→ Work instruction:
If a line in the records below includes the word "builder", count it, then give the total and nothing else.

______________________________

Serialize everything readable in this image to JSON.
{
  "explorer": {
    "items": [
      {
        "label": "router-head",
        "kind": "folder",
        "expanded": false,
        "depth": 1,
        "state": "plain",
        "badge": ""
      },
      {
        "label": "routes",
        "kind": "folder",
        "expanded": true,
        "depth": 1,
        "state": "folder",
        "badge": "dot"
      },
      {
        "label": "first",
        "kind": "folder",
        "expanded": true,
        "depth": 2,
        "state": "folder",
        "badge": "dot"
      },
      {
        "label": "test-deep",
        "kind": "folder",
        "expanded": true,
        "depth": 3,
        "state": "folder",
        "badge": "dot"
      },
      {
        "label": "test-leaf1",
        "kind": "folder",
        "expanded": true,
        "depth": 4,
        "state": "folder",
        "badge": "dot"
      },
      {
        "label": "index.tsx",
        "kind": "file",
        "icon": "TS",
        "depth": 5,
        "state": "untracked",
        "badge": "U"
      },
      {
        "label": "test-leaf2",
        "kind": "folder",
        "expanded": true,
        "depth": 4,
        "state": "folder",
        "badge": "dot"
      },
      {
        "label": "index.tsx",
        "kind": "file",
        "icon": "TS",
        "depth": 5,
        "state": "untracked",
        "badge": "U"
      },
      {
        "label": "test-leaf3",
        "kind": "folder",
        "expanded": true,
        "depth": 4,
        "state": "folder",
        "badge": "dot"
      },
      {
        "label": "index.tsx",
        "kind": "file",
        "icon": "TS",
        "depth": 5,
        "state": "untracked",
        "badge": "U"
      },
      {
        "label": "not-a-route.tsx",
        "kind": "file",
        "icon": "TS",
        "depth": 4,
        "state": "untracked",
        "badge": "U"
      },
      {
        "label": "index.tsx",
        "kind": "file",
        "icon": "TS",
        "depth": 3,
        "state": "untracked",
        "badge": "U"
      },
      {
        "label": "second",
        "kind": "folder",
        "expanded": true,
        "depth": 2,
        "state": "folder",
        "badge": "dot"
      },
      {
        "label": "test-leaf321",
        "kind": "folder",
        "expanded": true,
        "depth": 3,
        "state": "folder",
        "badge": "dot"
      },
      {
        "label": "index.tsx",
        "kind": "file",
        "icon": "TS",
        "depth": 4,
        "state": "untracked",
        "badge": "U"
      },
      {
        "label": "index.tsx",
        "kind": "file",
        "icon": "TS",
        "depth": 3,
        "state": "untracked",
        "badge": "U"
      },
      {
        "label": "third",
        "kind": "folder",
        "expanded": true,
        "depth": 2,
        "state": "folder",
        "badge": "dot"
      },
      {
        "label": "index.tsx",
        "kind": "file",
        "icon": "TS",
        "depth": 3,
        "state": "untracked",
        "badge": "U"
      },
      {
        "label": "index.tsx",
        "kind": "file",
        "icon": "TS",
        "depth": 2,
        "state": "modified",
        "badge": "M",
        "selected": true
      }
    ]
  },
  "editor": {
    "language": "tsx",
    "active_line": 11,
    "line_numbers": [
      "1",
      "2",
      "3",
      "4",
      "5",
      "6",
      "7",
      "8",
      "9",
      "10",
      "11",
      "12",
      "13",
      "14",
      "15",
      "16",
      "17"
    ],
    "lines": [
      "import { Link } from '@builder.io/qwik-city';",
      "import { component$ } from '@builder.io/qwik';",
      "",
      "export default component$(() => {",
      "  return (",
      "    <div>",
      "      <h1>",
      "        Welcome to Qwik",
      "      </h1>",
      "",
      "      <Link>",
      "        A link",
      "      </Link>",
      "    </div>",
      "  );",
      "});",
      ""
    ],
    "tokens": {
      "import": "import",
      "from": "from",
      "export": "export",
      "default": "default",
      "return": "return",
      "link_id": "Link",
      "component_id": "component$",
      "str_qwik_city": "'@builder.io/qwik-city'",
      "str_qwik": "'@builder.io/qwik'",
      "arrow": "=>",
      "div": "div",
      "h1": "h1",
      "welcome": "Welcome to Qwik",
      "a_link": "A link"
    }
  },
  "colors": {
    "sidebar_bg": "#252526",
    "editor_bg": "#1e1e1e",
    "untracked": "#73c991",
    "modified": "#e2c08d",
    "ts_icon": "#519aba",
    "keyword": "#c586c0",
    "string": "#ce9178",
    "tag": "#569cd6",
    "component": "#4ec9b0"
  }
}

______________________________

→ Expected answer:
4